Excerpt from LifeZette
Written by Deirdre Reilly
Wednesday marks the 75th anniversary of Japan’s attack on Pearl Harbor. The battleship USS Arizona, all these years later, remains a watery grave on the sea floor for 1,177 officers and crewmen who perished during the attack; their bodies were never recovered.
On Sunday, Dec. 7, 1941, President Franklin D. Roosevelt was working on his stamp collection in his private study in the White House. It was 1:47 p.m. in Washington, D.C.
"The phone rings at this desk — it is the secretary of the Navy on the line," Herman Eberhardt, curator at the FDR Library in Hyde Park, New York, told CBS News. "He tells the president that the Pearl Harbor naval base is under attack."
How did Roosevelt respond? "[His] first reaction was to shout into the phone, 'No!' sort of in a state of disbelief," Eberhardt said.
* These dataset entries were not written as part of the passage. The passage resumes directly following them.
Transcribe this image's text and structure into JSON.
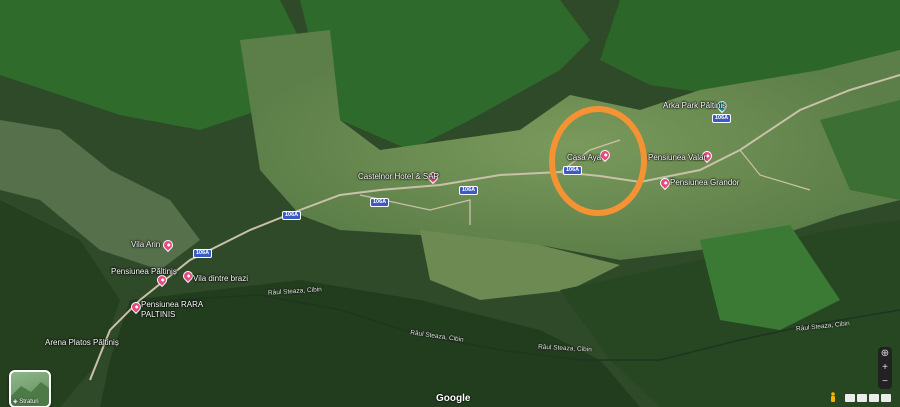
{
  "map": {
    "place_labels": [
      {
        "id": "arka-park",
        "text": "Arka Park Păltiniș"
      },
      {
        "id": "casa-aya",
        "text": "Casa Aya"
      },
      {
        "id": "pensiunea-valar",
        "text": "Pensiunea Valar"
      },
      {
        "id": "castelnor",
        "text": "Castelnor Hotel & SAP"
      },
      {
        "id": "pensiunea-grandor",
        "text": "Pensiunea Grandor"
      },
      {
        "id": "vila-arin",
        "text": "Vila Arin"
      },
      {
        "id": "pensiunea-paltinis",
        "text": "Pensiunea Păltiniș"
      },
      {
        "id": "vila-brazi",
        "text": "Vila dintre brazi"
      },
      {
        "id": "pensiunea-rara-1",
        "text": "Pensiunea RARA"
      },
      {
        "id": "pensiunea-rara-2",
        "text": "PALTINIS"
      },
      {
        "id": "arena",
        "text": "Arena Platos Păltiniș"
      }
    ],
    "road_labels": [
      {
        "id": "road-106a-1",
        "text": "106A"
      },
      {
        "id": "road-106a-2",
        "text": "106A"
      },
      {
        "id": "road-106a-3",
        "text": "106A"
      },
      {
        "id": "road-106a-4",
        "text": "106A"
      },
      {
        "id": "road-106a-5",
        "text": "106A"
      },
      {
        "id": "road-106a-6",
        "text": "106A"
      }
    ],
    "river_labels": [
      {
        "id": "river-1",
        "text": "Râul Steaza, Cibin"
      },
      {
        "id": "river-2",
        "text": "Râul Steaza, Cibin"
      },
      {
        "id": "river-3",
        "text": "Râul Steaza, Cibin"
      },
      {
        "id": "river-4",
        "text": "Râul Steaza, Cibin"
      }
    ],
    "colors": {
      "forest": "#2d4a28",
      "meadow": "#6f8f55",
      "highlight": "#f59233",
      "pin": "#e84a7f",
      "pin_teal": "#18a7a7"
    }
  },
  "controls": {
    "layers_label": "Straturi",
    "google": "Google",
    "zoom_in": "+",
    "zoom_out": "−",
    "compass": "⊕"
  }
}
The attack was a surprise military strike by the Imperial Japanese Navy at Pearl Harbor, Hawaii, at 7:48 a.m. local time on that long-ago morning, just a few weeks before Christmas. The attack led to America's entry into World War II in the Pacific and European theaters.